We await details of lenders plans regarding the passing of these rates onto their customers and we will update our site as soon as more information is received.Existing tracker holders will automatically get the benefit of the 1/2 % reduction over the coming days .

The latest cut came after ECB governing council members received updated forecasts thought have shown a dramatically worse contraction this year in eurozone economic activity than in previous projections, released in December.

The forecasts are also likely to have shown eurozone inflation undershooting significantly the ECB's target of an annual rate "below but close" to 2 per cent.

Attention will now focus on whether Jean-Claude Trichet, ECB president, hints at further interest rate cuts in coming months, and whether the ECB will follow the Bank of England and US Federal Reserve in adopting additional "non-standard" measures to combat the economic crisis.

Eurozone gross domestic product fell by 1.5% in the final quarter of 2008, Eurostat, the European Union's statistical office confirmed ahead of the ECB announcement. That was the largest quarterly contraction on record. Exports slumped by 7.3 per cent and investment by 2.7 per cent.

But the start of 2009 appears to have brought little relief.
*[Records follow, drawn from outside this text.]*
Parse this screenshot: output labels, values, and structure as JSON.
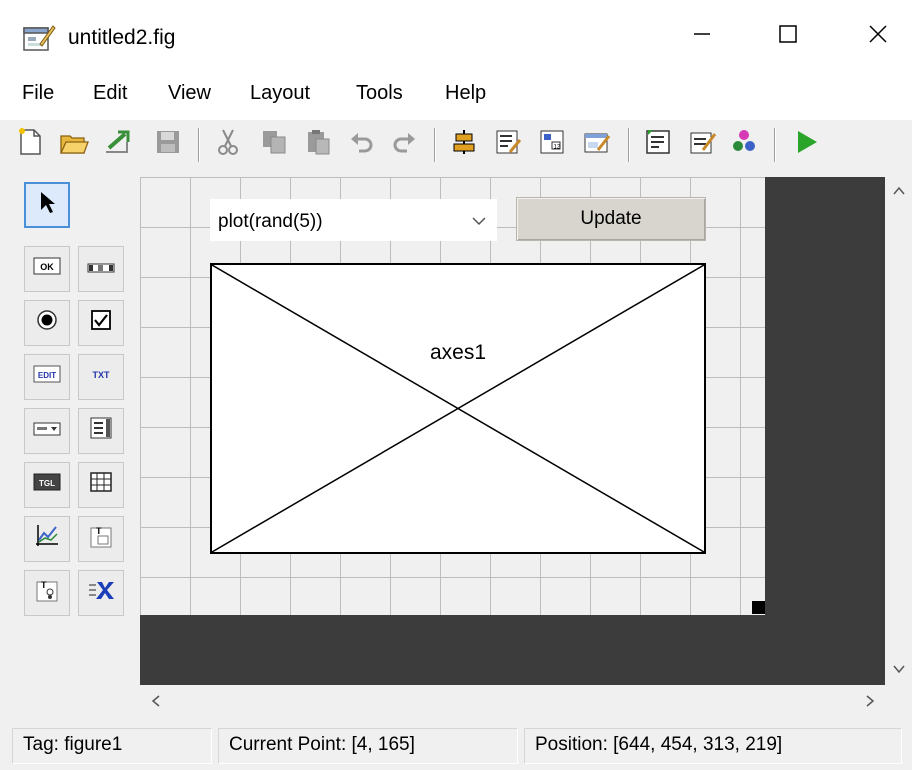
{
  "window": {
    "title": "untitled2.fig",
    "controls": [
      "minimize-icon",
      "maximize-icon",
      "close-icon"
    ]
  },
  "menu": {
    "items": [
      "File",
      "Edit",
      "View",
      "Layout",
      "Tools",
      "Help"
    ]
  },
  "toolbar": {
    "buttons": [
      "new-icon",
      "open-icon",
      "export-icon",
      "save-icon",
      "cut-icon",
      "copy-icon",
      "paste-icon",
      "undo-icon",
      "redo-icon",
      "align-icon",
      "menu-editor-icon",
      "tab-order-icon",
      "toolbar-editor-icon",
      "editor-icon",
      "property-inspector-icon",
      "object-browser-icon",
      "run-icon"
    ],
    "colors": {
      "run": "#2aa52a",
      "disabled": "#9a9a9a"
    }
  },
  "palette": {
    "items": [
      "select-arrow-icon",
      "pushbutton-icon",
      "slider-icon",
      "radiobutton-icon",
      "checkbox-icon",
      "edit-text-icon",
      "static-text-icon",
      "popup-menu-icon",
      "listbox-icon",
      "toggle-button-icon",
      "table-icon",
      "axes-icon",
      "panel-icon",
      "button-group-icon",
      "activex-icon"
    ],
    "labels": {
      "pushbutton": "OK",
      "edit": "EDIT",
      "text": "TXT",
      "toggle": "TGL"
    }
  },
  "canvas": {
    "popup": {
      "value": "plot(rand(5))"
    },
    "update_button": {
      "label": "Update"
    },
    "axes": {
      "label": "axes1"
    },
    "colors": {
      "background": "#f0f0f0",
      "outside": "#3c3c3c",
      "grid": "#bdbdbd"
    }
  },
  "status": {
    "tag": "Tag: figure1",
    "current_point": "Current Point:  [4, 165]",
    "position": "Position: [644, 454, 313, 219]"
  }
}
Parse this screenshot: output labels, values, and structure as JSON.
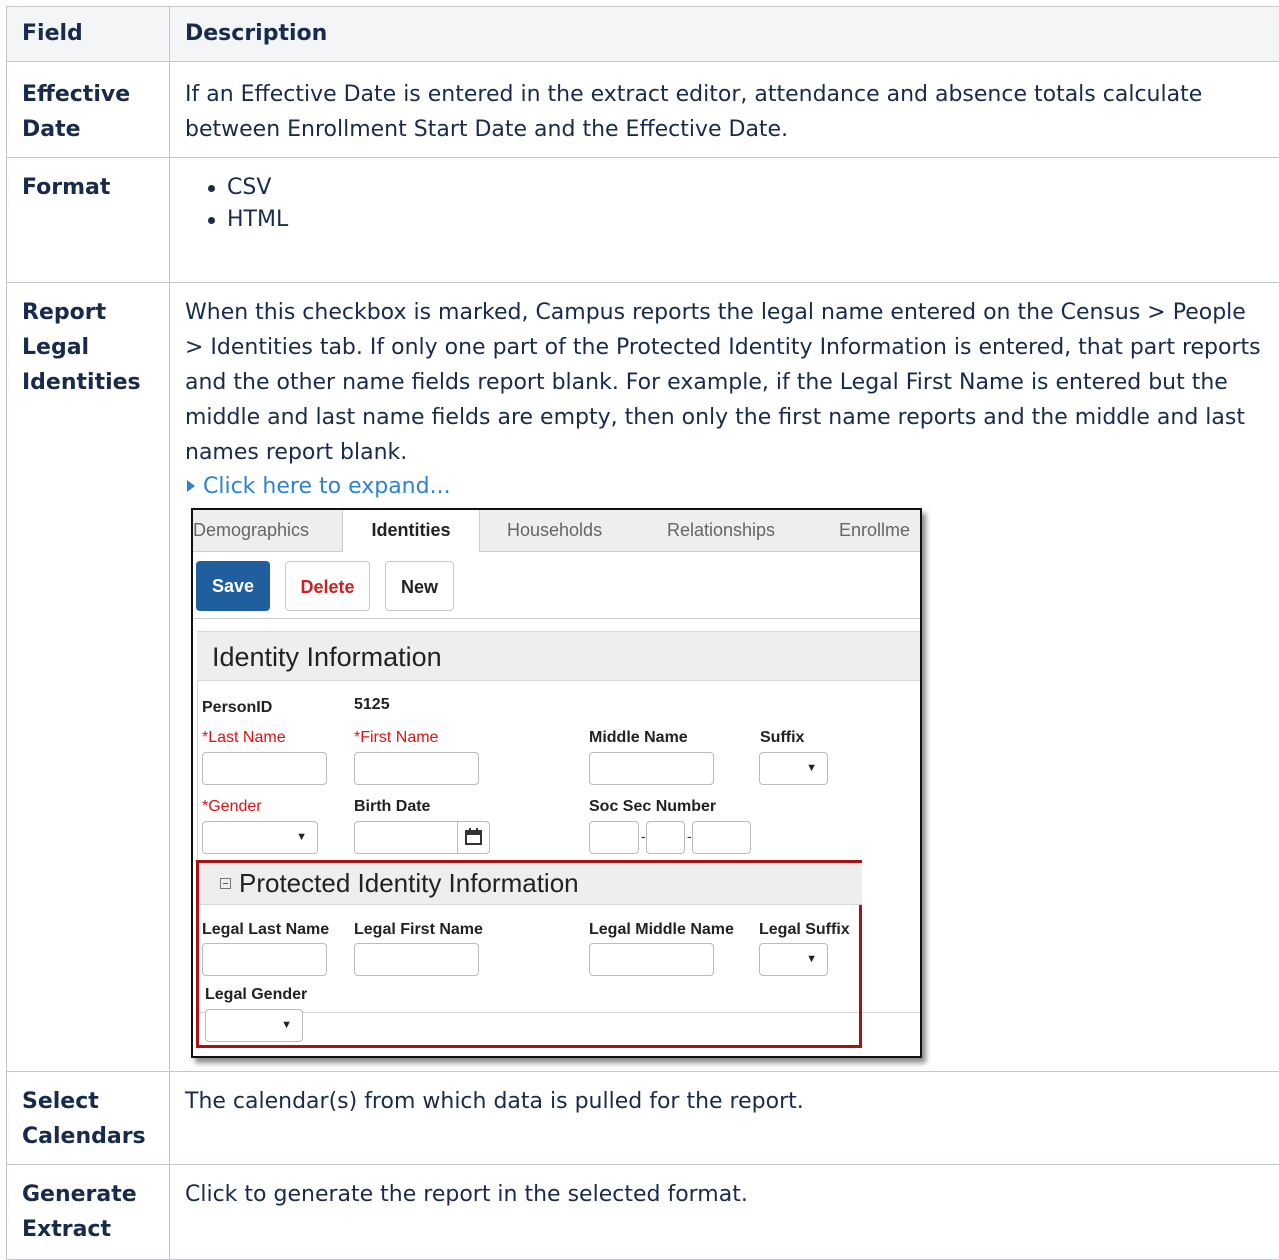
{
  "table": {
    "headers": {
      "field": "Field",
      "description": "Description"
    },
    "rows": {
      "effective_date": {
        "field": "Effective Date",
        "description": "If an Effective Date is entered in the extract editor, attendance and absence totals calculate between Enrollment Start Date and the Effective Date."
      },
      "format": {
        "field": "Format",
        "options": [
          "CSV",
          "HTML"
        ]
      },
      "report_legal_identities": {
        "field": "Report Legal Identities",
        "description": "When this checkbox is marked, Campus reports the legal name entered on the Census > People > Identities tab. If only one part of the Protected Identity Information is entered, that part reports and the other name fields report blank. For example, if the Legal First Name is entered but the middle and last name fields are empty, then only the first name reports and the middle and last names report blank.",
        "expand_link": "Click here to expand..."
      },
      "select_calendars": {
        "field": "Select Calendars",
        "description": "The calendar(s) from which data is pulled for the report."
      },
      "generate_extract": {
        "field": "Generate Extract",
        "description": "Click to generate the report in the selected format."
      }
    }
  },
  "screenshot": {
    "tabs": [
      "Demographics",
      "Identities",
      "Households",
      "Relationships",
      "Enrollme"
    ],
    "active_tab": "Identities",
    "buttons": {
      "save": "Save",
      "delete": "Delete",
      "new": "New"
    },
    "identity_section": {
      "title": "Identity Information",
      "person_id_label": "PersonID",
      "person_id_value": "5125",
      "last_name": "*Last Name",
      "first_name": "*First Name",
      "middle_name": "Middle Name",
      "suffix": "Suffix",
      "gender": "*Gender",
      "birth_date": "Birth Date",
      "ssn": "Soc Sec Number",
      "ssn_sep": "-"
    },
    "protected_section": {
      "title": "Protected Identity Information",
      "legal_last_name": "Legal Last Name",
      "legal_first_name": "Legal First Name",
      "legal_middle_name": "Legal Middle Name",
      "legal_suffix": "Legal Suffix",
      "legal_gender": "Legal Gender"
    },
    "highlight_color": "#aa1111",
    "primary_button_color": "#1f5f9e"
  },
  "colors": {
    "text": "#172b4d",
    "link": "#2e82d1",
    "header_bg": "#f4f5f7",
    "border": "#c1c7d0"
  }
}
Spain reported industrial production in January was 20.2 per cent lower than a year before, the same rate of contraction in December.

In the light of continuing bad news it is vital that appropriate steps be taken both at home and in Europe to stimulate activity,As has been seen here and indeed across the globe the key first step is getting to grips with where we are before knowing where we can go.

Cunsumers are the life blood of the economy and need to have a positive outlook before they will spend freely.The need to establish what exposures banks and life companies have got us into is the starting point.They need to write all doubtful loans and investments down to realisable value and start again1